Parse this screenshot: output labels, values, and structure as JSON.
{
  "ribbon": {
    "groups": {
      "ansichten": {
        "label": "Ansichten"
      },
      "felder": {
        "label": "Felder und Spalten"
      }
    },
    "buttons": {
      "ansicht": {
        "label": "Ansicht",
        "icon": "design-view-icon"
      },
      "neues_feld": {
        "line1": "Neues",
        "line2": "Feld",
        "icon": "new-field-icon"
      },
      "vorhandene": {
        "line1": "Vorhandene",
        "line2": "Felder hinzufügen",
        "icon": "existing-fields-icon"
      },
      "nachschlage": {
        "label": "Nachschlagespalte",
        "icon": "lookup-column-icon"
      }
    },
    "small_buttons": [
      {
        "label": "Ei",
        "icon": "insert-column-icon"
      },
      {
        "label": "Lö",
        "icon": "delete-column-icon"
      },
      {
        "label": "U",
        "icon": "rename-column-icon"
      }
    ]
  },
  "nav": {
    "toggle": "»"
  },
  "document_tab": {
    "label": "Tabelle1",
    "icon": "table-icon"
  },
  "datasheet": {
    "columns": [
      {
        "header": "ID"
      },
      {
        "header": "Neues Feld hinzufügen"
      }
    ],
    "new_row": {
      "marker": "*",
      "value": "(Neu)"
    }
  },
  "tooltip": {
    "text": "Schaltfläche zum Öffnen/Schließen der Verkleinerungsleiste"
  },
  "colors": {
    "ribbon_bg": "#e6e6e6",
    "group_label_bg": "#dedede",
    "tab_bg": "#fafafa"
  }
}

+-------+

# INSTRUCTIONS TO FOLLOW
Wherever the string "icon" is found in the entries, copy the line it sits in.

# EXERCISE RESPONSE
        "icon": "design-view-icon"
        "icon": "new-field-icon"
        "icon": "existing-fields-icon"
        "icon": "lookup-column-icon"
        "icon": "insert-column-icon"
        "icon": "delete-column-icon"
        "icon": "rename-column-icon"
    "icon": "table-icon"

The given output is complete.